==== GIVEN RECORDS
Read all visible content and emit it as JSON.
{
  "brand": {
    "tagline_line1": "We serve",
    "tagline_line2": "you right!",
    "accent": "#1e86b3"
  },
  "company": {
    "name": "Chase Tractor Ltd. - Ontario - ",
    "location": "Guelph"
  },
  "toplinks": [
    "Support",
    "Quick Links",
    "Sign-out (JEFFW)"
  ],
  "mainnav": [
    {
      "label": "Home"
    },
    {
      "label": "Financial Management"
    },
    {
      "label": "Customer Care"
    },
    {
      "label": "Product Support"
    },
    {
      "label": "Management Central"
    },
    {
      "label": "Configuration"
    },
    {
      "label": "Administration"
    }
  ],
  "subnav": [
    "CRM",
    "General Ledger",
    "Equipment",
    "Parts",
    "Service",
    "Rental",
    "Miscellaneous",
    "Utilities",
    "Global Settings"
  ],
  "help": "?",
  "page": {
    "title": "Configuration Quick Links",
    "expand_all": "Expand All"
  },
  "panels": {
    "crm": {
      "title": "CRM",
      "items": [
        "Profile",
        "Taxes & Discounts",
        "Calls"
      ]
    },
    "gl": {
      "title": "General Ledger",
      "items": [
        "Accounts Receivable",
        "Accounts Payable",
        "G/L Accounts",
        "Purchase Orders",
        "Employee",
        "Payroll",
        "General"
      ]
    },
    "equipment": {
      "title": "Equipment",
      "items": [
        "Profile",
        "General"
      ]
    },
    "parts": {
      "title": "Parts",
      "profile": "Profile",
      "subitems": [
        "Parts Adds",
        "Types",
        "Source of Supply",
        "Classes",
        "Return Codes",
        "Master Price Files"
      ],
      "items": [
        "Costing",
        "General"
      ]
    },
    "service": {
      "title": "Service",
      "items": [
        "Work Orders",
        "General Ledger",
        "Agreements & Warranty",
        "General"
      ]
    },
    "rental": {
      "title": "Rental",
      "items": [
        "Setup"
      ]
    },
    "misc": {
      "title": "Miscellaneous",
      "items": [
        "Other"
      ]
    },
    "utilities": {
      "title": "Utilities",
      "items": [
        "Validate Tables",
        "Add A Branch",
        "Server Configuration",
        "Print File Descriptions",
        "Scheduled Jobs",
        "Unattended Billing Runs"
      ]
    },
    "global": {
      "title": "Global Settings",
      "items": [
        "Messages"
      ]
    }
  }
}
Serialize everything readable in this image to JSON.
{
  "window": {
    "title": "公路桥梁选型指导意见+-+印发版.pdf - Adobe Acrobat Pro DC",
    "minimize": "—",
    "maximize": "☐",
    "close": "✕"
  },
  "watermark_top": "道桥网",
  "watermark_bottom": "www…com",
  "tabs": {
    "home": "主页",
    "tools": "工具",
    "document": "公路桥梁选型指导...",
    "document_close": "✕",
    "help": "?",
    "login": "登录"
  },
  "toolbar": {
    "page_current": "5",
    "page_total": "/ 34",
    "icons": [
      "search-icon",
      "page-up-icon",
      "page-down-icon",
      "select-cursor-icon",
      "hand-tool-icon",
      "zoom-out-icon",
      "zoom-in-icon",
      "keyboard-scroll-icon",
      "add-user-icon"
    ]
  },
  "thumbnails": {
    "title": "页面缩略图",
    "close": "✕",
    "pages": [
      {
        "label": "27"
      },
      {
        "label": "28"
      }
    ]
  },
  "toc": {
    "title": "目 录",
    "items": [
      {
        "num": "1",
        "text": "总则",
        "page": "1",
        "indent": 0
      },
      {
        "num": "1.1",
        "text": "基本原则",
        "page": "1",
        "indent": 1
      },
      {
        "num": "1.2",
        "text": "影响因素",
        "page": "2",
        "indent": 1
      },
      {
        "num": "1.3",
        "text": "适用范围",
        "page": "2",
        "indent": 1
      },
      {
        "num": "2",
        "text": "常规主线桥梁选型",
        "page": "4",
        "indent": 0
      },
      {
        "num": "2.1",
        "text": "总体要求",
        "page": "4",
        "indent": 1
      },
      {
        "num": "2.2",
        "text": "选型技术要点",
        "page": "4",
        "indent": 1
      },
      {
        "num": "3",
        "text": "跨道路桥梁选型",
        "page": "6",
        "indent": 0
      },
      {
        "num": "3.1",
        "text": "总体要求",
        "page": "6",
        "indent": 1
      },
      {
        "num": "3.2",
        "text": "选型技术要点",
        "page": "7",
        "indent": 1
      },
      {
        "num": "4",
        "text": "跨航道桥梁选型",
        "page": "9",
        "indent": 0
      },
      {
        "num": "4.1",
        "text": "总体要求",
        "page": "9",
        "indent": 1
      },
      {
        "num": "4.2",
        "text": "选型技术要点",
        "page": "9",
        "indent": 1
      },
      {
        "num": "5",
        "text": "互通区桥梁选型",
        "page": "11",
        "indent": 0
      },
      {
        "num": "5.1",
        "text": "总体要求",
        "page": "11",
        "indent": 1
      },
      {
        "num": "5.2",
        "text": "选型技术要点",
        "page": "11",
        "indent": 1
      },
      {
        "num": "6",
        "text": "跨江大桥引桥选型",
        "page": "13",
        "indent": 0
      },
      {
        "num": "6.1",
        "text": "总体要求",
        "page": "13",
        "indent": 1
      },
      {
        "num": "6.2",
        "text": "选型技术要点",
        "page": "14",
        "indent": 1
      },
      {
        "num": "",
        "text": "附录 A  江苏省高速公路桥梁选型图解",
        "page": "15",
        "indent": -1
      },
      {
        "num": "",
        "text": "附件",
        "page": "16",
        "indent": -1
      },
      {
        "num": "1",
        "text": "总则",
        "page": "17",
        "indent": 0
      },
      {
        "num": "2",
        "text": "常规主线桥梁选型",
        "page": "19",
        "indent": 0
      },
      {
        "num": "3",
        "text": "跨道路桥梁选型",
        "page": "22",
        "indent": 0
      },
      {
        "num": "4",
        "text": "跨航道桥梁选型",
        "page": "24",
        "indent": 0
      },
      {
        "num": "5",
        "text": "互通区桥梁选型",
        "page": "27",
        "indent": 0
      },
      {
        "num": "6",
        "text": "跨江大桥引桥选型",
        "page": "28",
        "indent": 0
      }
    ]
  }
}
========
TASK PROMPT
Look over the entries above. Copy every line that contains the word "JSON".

REPLY
Read all visible content and emit it as JSON.
Serialize everything readable in this image to JSON.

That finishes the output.